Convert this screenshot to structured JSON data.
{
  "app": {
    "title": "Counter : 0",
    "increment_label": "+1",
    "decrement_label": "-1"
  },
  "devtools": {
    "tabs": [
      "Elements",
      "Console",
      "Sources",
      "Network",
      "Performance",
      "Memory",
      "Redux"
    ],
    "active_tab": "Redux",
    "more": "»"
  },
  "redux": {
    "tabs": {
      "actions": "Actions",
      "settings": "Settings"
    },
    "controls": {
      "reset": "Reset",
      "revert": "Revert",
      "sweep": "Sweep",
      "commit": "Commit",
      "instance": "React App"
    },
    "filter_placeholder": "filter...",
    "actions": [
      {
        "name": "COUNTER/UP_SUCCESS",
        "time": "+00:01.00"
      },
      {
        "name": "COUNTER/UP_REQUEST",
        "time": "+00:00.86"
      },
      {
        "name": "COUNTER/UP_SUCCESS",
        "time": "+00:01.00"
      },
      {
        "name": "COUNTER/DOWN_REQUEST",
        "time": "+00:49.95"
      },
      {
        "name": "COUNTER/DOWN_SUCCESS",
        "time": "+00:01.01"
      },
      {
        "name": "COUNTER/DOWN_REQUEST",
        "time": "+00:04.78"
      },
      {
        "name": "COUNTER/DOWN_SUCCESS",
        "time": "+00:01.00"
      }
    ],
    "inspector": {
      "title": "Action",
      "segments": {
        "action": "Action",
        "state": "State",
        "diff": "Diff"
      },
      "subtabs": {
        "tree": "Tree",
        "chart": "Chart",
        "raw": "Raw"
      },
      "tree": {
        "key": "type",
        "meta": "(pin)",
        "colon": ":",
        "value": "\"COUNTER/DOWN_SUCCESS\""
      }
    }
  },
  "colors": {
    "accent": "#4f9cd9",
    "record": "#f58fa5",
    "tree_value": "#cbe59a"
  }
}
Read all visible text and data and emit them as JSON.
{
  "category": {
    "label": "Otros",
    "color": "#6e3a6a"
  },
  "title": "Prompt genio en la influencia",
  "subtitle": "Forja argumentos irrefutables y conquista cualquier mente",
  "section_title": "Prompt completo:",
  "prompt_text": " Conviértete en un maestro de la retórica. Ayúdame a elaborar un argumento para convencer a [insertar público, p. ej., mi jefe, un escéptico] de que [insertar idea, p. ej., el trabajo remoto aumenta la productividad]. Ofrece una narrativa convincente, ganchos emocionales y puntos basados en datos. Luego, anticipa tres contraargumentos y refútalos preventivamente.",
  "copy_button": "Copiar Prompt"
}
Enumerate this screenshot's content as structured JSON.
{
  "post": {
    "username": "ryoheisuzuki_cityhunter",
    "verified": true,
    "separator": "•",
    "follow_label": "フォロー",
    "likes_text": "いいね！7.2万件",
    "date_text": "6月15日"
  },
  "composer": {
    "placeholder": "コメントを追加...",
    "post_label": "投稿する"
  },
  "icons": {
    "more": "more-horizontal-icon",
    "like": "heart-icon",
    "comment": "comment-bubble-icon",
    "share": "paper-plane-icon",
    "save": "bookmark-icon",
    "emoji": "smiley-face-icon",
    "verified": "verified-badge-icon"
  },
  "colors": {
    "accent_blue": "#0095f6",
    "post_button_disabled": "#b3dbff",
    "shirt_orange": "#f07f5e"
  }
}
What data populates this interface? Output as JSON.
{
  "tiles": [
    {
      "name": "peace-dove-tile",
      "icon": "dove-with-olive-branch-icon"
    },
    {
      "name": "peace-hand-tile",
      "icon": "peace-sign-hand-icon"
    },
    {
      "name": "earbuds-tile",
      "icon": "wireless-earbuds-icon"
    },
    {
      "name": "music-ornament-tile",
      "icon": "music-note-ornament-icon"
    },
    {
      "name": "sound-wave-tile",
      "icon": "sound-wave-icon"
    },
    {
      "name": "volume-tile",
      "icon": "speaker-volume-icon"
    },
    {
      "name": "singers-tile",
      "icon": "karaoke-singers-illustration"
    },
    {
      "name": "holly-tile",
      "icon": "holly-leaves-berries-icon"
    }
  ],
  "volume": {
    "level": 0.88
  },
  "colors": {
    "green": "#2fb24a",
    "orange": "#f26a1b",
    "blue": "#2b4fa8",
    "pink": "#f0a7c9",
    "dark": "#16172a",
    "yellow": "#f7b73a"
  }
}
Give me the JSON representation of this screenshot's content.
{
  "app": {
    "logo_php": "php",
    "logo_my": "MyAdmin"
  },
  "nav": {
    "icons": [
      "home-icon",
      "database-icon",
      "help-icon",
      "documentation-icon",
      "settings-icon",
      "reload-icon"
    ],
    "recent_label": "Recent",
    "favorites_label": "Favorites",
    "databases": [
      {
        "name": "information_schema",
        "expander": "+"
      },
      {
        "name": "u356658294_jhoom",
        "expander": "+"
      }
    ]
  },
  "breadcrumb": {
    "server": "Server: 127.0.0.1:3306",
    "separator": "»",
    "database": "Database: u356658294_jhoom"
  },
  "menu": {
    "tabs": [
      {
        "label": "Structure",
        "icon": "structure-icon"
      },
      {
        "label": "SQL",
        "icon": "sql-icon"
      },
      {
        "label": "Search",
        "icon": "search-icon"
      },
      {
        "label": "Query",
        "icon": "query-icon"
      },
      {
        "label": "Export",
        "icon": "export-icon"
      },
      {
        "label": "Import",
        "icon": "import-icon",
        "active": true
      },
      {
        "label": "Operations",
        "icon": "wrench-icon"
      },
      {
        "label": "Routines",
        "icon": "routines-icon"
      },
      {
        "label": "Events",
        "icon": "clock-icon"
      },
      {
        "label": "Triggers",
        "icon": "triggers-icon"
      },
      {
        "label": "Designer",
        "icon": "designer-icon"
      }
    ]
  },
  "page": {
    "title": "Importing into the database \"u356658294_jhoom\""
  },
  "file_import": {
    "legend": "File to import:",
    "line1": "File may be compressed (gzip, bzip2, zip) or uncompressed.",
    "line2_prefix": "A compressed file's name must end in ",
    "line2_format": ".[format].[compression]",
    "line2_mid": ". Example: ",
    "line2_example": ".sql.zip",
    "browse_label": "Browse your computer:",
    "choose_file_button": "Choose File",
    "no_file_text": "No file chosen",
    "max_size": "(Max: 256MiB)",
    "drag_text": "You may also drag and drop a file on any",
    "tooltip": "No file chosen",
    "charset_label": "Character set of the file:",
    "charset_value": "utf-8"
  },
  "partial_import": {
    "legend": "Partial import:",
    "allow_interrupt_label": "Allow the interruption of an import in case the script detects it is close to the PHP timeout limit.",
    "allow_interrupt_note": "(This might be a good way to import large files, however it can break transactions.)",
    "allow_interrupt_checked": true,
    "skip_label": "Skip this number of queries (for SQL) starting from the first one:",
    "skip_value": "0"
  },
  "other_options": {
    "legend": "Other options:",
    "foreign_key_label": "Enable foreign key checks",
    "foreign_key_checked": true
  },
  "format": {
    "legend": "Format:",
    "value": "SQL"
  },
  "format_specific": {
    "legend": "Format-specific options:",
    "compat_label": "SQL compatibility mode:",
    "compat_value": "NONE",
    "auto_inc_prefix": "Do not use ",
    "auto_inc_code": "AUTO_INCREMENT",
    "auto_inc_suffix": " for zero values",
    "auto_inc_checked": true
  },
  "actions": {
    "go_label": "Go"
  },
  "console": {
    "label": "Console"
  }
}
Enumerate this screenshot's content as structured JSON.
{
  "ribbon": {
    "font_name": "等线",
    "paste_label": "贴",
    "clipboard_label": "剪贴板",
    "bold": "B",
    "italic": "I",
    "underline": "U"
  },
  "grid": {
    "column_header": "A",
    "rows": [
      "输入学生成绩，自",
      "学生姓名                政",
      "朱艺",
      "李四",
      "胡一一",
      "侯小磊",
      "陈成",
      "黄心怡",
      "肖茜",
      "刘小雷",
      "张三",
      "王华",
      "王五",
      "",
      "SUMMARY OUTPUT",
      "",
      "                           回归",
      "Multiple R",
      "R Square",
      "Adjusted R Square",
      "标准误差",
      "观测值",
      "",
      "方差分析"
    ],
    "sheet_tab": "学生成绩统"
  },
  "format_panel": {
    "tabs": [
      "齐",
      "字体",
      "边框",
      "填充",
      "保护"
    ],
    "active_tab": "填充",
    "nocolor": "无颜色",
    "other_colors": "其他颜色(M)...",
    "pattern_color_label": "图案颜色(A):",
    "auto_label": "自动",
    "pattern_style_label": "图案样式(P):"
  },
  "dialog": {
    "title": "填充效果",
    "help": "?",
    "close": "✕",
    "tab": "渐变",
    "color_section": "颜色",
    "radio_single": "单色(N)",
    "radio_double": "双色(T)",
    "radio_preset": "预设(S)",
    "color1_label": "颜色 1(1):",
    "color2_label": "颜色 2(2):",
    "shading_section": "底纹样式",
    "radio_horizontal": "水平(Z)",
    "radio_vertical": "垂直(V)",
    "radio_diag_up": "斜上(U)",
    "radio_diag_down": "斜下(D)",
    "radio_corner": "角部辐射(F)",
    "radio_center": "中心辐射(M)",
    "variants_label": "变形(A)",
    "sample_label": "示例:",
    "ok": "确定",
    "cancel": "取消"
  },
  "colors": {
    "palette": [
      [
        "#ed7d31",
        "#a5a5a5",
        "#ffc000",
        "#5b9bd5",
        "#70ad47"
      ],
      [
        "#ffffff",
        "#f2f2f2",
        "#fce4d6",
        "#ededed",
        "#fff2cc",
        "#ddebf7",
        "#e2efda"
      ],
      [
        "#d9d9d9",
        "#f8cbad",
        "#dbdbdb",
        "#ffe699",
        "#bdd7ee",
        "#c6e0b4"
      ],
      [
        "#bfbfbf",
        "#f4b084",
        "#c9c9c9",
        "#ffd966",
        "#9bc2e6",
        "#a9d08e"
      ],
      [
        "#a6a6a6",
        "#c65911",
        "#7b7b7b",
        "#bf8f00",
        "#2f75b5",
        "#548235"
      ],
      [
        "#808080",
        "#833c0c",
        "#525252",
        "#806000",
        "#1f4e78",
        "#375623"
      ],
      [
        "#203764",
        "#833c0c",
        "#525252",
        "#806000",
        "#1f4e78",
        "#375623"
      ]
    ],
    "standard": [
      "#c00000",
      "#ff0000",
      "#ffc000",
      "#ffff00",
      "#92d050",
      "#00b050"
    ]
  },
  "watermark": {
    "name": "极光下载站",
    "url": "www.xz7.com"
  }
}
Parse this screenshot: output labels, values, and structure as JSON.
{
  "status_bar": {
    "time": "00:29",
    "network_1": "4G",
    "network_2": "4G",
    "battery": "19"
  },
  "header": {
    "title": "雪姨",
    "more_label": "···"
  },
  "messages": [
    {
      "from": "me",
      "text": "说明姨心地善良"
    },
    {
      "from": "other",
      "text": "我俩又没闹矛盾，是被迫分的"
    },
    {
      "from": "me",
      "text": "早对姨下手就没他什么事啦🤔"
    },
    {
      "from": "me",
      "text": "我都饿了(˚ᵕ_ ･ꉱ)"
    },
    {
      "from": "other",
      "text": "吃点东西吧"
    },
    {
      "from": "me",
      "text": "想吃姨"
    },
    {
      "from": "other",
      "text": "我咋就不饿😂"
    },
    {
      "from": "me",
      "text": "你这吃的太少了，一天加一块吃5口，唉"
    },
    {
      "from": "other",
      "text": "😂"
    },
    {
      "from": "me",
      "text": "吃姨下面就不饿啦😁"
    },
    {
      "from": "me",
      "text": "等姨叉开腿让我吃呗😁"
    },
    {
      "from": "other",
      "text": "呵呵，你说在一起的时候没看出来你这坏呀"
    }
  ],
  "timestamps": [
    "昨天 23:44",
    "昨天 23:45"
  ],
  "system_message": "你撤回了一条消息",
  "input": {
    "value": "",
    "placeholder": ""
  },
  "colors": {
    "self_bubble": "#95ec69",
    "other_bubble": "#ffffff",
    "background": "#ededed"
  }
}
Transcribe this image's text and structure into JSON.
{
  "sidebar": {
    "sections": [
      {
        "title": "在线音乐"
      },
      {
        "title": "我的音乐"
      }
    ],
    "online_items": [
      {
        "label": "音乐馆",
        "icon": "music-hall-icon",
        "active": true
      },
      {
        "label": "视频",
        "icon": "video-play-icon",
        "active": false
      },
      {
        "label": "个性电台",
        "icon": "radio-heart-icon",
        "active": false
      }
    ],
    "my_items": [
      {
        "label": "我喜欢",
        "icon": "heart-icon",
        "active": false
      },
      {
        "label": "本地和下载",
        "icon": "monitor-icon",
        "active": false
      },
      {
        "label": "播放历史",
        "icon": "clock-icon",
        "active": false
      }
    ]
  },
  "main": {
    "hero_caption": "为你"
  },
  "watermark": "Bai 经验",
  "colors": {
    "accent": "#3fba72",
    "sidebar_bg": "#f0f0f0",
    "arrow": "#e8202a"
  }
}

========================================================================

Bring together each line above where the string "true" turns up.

# Answer for the task:
    "verified": true,
        "active": true
    "allow_interrupt_checked": true,
    "foreign_key_checked": true
    "auto_inc_checked": true
        "active": true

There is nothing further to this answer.